[DATA RECORDS — start]

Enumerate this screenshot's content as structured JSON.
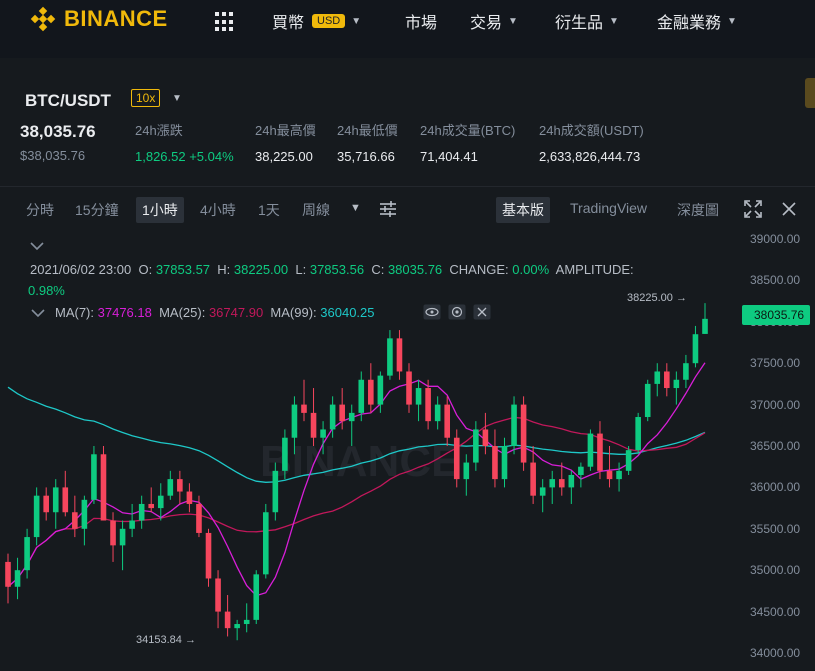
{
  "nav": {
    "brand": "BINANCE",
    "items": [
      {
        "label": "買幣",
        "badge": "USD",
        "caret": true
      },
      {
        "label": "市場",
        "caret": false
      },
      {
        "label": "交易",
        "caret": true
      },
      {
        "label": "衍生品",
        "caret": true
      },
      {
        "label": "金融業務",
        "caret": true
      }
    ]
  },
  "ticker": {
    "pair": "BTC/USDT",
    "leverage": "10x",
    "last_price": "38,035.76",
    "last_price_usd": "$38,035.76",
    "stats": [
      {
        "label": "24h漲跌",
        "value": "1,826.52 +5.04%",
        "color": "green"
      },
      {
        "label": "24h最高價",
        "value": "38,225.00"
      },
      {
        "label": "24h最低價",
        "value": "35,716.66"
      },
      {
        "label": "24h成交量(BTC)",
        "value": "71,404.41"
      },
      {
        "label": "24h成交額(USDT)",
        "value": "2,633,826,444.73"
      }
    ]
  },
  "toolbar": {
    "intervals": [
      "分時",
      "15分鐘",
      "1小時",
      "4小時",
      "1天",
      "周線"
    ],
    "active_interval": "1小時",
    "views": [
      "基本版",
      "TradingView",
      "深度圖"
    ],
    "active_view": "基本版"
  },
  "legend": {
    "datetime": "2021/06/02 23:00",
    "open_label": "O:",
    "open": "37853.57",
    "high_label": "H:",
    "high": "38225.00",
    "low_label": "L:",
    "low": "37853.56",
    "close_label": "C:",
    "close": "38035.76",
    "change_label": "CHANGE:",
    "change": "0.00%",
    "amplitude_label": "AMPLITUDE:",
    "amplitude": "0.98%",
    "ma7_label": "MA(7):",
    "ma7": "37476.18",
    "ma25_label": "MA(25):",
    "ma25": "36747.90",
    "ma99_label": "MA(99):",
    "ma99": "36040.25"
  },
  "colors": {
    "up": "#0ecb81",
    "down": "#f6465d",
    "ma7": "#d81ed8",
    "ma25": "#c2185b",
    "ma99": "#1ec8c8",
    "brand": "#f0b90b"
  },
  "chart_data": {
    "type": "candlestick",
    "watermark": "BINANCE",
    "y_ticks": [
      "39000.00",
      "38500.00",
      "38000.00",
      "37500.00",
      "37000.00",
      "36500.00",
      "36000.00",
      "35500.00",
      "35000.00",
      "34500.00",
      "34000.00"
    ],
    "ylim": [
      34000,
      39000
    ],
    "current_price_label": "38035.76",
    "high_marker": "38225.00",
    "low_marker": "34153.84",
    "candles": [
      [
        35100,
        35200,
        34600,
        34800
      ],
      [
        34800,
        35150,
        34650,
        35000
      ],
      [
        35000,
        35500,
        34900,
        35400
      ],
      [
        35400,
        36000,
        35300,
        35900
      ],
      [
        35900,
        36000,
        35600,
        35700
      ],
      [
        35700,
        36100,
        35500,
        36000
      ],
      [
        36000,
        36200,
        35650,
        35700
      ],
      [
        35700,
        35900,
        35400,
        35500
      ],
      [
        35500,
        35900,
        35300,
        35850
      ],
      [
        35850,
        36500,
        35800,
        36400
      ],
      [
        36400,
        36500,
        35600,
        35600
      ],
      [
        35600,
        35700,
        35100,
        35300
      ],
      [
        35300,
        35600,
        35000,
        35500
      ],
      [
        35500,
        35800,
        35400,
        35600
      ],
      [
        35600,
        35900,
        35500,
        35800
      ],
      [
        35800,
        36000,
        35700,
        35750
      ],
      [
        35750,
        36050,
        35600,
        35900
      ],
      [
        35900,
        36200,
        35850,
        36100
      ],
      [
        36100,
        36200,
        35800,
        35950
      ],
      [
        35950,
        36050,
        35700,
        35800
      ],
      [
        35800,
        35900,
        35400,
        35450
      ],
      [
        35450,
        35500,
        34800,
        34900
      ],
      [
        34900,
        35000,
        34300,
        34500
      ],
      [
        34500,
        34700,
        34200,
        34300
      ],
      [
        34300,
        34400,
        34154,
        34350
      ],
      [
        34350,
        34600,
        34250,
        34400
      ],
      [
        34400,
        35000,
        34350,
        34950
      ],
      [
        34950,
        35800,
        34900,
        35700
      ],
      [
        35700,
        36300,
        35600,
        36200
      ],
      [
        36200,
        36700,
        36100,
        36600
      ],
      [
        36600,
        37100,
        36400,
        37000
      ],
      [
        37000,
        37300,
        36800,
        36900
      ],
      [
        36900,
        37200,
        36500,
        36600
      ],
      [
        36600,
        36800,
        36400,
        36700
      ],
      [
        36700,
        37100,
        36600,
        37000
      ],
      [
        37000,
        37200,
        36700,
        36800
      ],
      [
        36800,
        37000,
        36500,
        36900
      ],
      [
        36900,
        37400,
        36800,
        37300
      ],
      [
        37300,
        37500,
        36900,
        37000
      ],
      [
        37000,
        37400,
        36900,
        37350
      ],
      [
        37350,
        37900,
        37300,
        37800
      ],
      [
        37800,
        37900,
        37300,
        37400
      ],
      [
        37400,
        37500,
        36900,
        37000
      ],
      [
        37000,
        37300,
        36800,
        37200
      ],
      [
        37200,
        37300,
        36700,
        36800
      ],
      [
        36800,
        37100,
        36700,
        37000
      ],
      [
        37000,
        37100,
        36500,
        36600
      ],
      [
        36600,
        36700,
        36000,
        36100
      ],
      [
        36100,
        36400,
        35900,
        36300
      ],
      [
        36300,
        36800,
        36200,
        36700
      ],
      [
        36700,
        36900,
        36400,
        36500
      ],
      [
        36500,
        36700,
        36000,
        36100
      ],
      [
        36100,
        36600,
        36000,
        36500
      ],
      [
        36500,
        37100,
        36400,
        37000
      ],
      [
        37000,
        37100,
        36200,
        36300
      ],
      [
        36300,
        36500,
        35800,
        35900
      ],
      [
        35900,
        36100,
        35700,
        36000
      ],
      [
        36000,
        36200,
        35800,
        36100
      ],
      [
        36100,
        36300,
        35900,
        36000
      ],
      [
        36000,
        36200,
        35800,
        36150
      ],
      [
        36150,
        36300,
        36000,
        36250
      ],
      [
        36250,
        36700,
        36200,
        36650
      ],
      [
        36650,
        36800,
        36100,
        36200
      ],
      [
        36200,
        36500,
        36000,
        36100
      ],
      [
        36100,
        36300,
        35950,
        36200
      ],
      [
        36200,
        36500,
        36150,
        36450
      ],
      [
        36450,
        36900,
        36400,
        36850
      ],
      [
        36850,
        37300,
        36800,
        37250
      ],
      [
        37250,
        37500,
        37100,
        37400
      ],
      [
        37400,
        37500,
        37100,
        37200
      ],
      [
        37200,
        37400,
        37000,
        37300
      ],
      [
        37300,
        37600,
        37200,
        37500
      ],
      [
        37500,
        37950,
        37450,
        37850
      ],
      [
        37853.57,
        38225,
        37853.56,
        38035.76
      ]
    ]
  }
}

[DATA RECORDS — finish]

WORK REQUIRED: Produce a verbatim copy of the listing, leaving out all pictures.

WRITTEN ANSWER:
Enumerate this screenshot's content as structured JSON.
{
  "nav": {
    "brand": "BINANCE",
    "items": [
      {
        "label": "買幣",
        "badge": "USD",
        "caret": true
      },
      {
        "label": "市場",
        "caret": false
      },
      {
        "label": "交易",
        "caret": true
      },
      {
        "label": "衍生品",
        "caret": true
      },
      {
        "label": "金融業務",
        "caret": true
      }
    ]
  },
  "ticker": {
    "pair": "BTC/USDT",
    "leverage": "10x",
    "last_price": "38,035.76",
    "last_price_usd": "$38,035.76",
    "stats": [
      {
        "label": "24h漲跌",
        "value": "1,826.52 +5.04%",
        "color": "green"
      },
      {
        "label": "24h最高價",
        "value": "38,225.00"
      },
      {
        "label": "24h最低價",
        "value": "35,716.66"
      },
      {
        "label": "24h成交量(BTC)",
        "value": "71,404.41"
      },
      {
        "label": "24h成交額(USDT)",
        "value": "2,633,826,444.73"
      }
    ]
  },
  "toolbar": {
    "intervals": [
      "分時",
      "15分鐘",
      "1小時",
      "4小時",
      "1天",
      "周線"
    ],
    "active_interval": "1小時",
    "views": [
      "基本版",
      "TradingView",
      "深度圖"
    ],
    "active_view": "基本版"
  },
  "legend": {
    "datetime": "2021/06/02 23:00",
    "open_label": "O:",
    "open": "37853.57",
    "high_label": "H:",
    "high": "38225.00",
    "low_label": "L:",
    "low": "37853.56",
    "close_label": "C:",
    "close": "38035.76",
    "change_label": "CHANGE:",
    "change": "0.00%",
    "amplitude_label": "AMPLITUDE:",
    "amplitude": "0.98%",
    "ma7_label": "MA(7):",
    "ma7": "37476.18",
    "ma25_label": "MA(25):",
    "ma25": "36747.90",
    "ma99_label": "MA(99):",
    "ma99": "36040.25"
  },
  "colors": {
    "up": "#0ecb81",
    "down": "#f6465d",
    "ma7": "#d81ed8",
    "ma25": "#c2185b",
    "ma99": "#1ec8c8",
    "brand": "#f0b90b"
  },
  "chart_data": {
    "type": "candlestick",
    "watermark": "BINANCE",
    "y_ticks": [
      "39000.00",
      "38500.00",
      "38000.00",
      "37500.00",
      "37000.00",
      "36500.00",
      "36000.00",
      "35500.00",
      "35000.00",
      "34500.00",
      "34000.00"
    ],
    "ylim": [
      34000,
      39000
    ],
    "current_price_label": "38035.76",
    "high_marker": "38225.00",
    "low_marker": "34153.84",
    "candles": [
      [
        35100,
        35200,
        34600,
        34800
      ],
      [
        34800,
        35150,
        34650,
        35000
      ],
      [
        35000,
        35500,
        34900,
        35400
      ],
      [
        35400,
        36000,
        35300,
        35900
      ],
      [
        35900,
        36000,
        35600,
        35700
      ],
      [
        35700,
        36100,
        35500,
        36000
      ],
      [
        36000,
        36200,
        35650,
        35700
      ],
      [
        35700,
        35900,
        35400,
        35500
      ],
      [
        35500,
        35900,
        35300,
        35850
      ],
      [
        35850,
        36500,
        35800,
        36400
      ],
      [
        36400,
        36500,
        35600,
        35600
      ],
      [
        35600,
        35700,
        35100,
        35300
      ],
      [
        35300,
        35600,
        35000,
        35500
      ],
      [
        35500,
        35800,
        35400,
        35600
      ],
      [
        35600,
        35900,
        35500,
        35800
      ],
      [
        35800,
        36000,
        35700,
        35750
      ],
      [
        35750,
        36050,
        35600,
        35900
      ],
      [
        35900,
        36200,
        35850,
        36100
      ],
      [
        36100,
        36200,
        35800,
        35950
      ],
      [
        35950,
        36050,
        35700,
        35800
      ],
      [
        35800,
        35900,
        35400,
        35450
      ],
      [
        35450,
        35500,
        34800,
        34900
      ],
      [
        34900,
        35000,
        34300,
        34500
      ],
      [
        34500,
        34700,
        34200,
        34300
      ],
      [
        34300,
        34400,
        34154,
        34350
      ],
      [
        34350,
        34600,
        34250,
        34400
      ],
      [
        34400,
        35000,
        34350,
        34950
      ],
      [
        34950,
        35800,
        34900,
        35700
      ],
      [
        35700,
        36300,
        35600,
        36200
      ],
      [
        36200,
        36700,
        36100,
        36600
      ],
      [
        36600,
        37100,
        36400,
        37000
      ],
      [
        37000,
        37300,
        36800,
        36900
      ],
      [
        36900,
        37200,
        36500,
        36600
      ],
      [
        36600,
        36800,
        36400,
        36700
      ],
      [
        36700,
        37100,
        36600,
        37000
      ],
      [
        37000,
        37200,
        36700,
        36800
      ],
      [
        36800,
        37000,
        36500,
        36900
      ],
      [
        36900,
        37400,
        36800,
        37300
      ],
      [
        37300,
        37500,
        36900,
        37000
      ],
      [
        37000,
        37400,
        36900,
        37350
      ],
      [
        37350,
        37900,
        37300,
        37800
      ],
      [
        37800,
        37900,
        37300,
        37400
      ],
      [
        37400,
        37500,
        36900,
        37000
      ],
      [
        37000,
        37300,
        36800,
        37200
      ],
      [
        37200,
        37300,
        36700,
        36800
      ],
      [
        36800,
        37100,
        36700,
        37000
      ],
      [
        37000,
        37100,
        36500,
        36600
      ],
      [
        36600,
        36700,
        36000,
        36100
      ],
      [
        36100,
        36400,
        35900,
        36300
      ],
      [
        36300,
        36800,
        36200,
        36700
      ],
      [
        36700,
        36900,
        36400,
        36500
      ],
      [
        36500,
        36700,
        36000,
        36100
      ],
      [
        36100,
        36600,
        36000,
        36500
      ],
      [
        36500,
        37100,
        36400,
        37000
      ],
      [
        37000,
        37100,
        36200,
        36300
      ],
      [
        36300,
        36500,
        35800,
        35900
      ],
      [
        35900,
        36100,
        35700,
        36000
      ],
      [
        36000,
        36200,
        35800,
        36100
      ],
      [
        36100,
        36300,
        35900,
        36000
      ],
      [
        36000,
        36200,
        35800,
        36150
      ],
      [
        36150,
        36300,
        36000,
        36250
      ],
      [
        36250,
        36700,
        36200,
        36650
      ],
      [
        36650,
        36800,
        36100,
        36200
      ],
      [
        36200,
        36500,
        36000,
        36100
      ],
      [
        36100,
        36300,
        35950,
        36200
      ],
      [
        36200,
        36500,
        36150,
        36450
      ],
      [
        36450,
        36900,
        36400,
        36850
      ],
      [
        36850,
        37300,
        36800,
        37250
      ],
      [
        37250,
        37500,
        37100,
        37400
      ],
      [
        37400,
        37500,
        37100,
        37200
      ],
      [
        37200,
        37400,
        37000,
        37300
      ],
      [
        37300,
        37600,
        37200,
        37500
      ],
      [
        37500,
        37950,
        37450,
        37850
      ],
      [
        37853.57,
        38225,
        37853.56,
        38035.76
      ]
    ]
  }
}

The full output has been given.